Capitol Hill Pub Receives Liquor License After Agreeing to Bar Former Partner
The Alibi pub near the U.S. Capitol will soon be able to serve alcohol after the owners’ application for a liquor license was approved by the District Alcoholic Beverage Regulation Administration.
The license was granted on the condition that Martin Scahill, a former business partner of the owners, is barred from any involvement with the pub. Scahill was a part owner of My Brother’s Place, a bar that used to occupy the building at 237 2nd Street NW but shut down after failing to pay fines for multiple charges of serving alcohol to minors.
Rachel Traverso, who, along with her father Richard Traverso, owns The Alibi, was previously engaged to Scahill and was an employee at My Brother’s Place, according to the ABRA order.
The order detailed numerous penalties levied against My Brother’s Place during its “sad and sordid history.”
“The litany of misdeeds committed at the establishment includes multiple incidents of illegal alcohol sales to large numbers of minors and the intentional sale of age identifying wristbands to minors by employees so that the minors could buy alcohol inside the establishment,” the ABRA order says.
My Brother’s Place developed a reputation for serving to minors, particularly among Catholic University students, who reported being served alcohol without showing ID or after showing poor-quality fake identification, according to ABRA. The owners of My Brother’s Place still owe $16,500 in unpaid fines related to these charges.
After My Brother’s Place closed, Scahill applied for a license for a new eatery at the location.
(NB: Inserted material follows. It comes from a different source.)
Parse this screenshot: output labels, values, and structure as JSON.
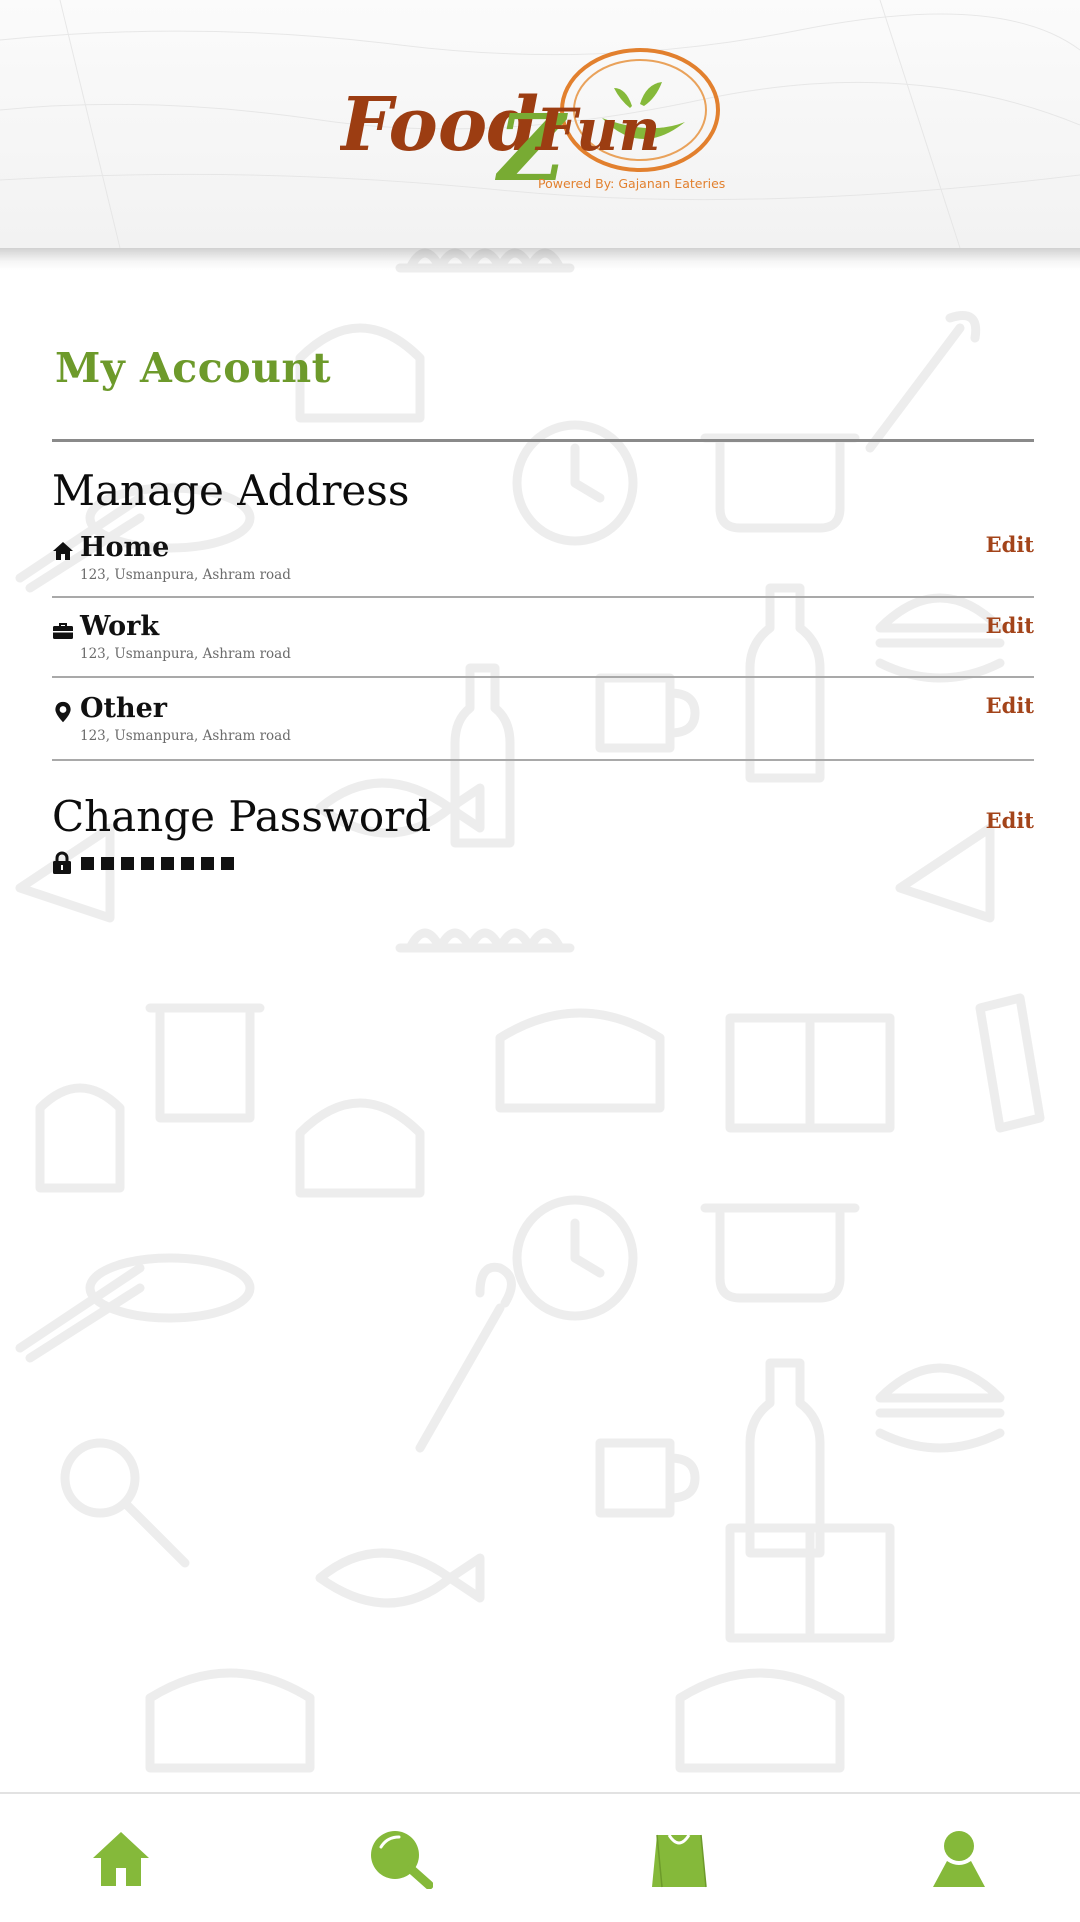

Scahill was accused by the alcohol board of being unfit to receive a license based on his history with My Brother’s Place, but a hearing was never held as Scahill revoked his application.
The license process for The Alibi was delayed as the regulation board attempted to determine Scahill’s involvement with the new company that owns and operates the pub. Ultimately, the owners offered to obtain an order barring Scahill from the location and any involvement with the company for five years.
The barring notice requires the owners of The Alibi to call the police if Scahill is on the premises and prevents Scahill from doing any paid or unpaid work for the company.
On Wednesday, ABRA accepted the barring notice against Scahill and granted the pub a license to serve alcohol on the condition that they adhere to the terms of the notice.
The pub, which has operated as a restaurant without liquor since March 2015, does not have a set drink menu yet. However, a sample preview menu on their website lists a mix of American and British craft beers as well as a cocktail menu.
The owners of The Alibi could not immediately be reached for comment.
Photo via The Alibi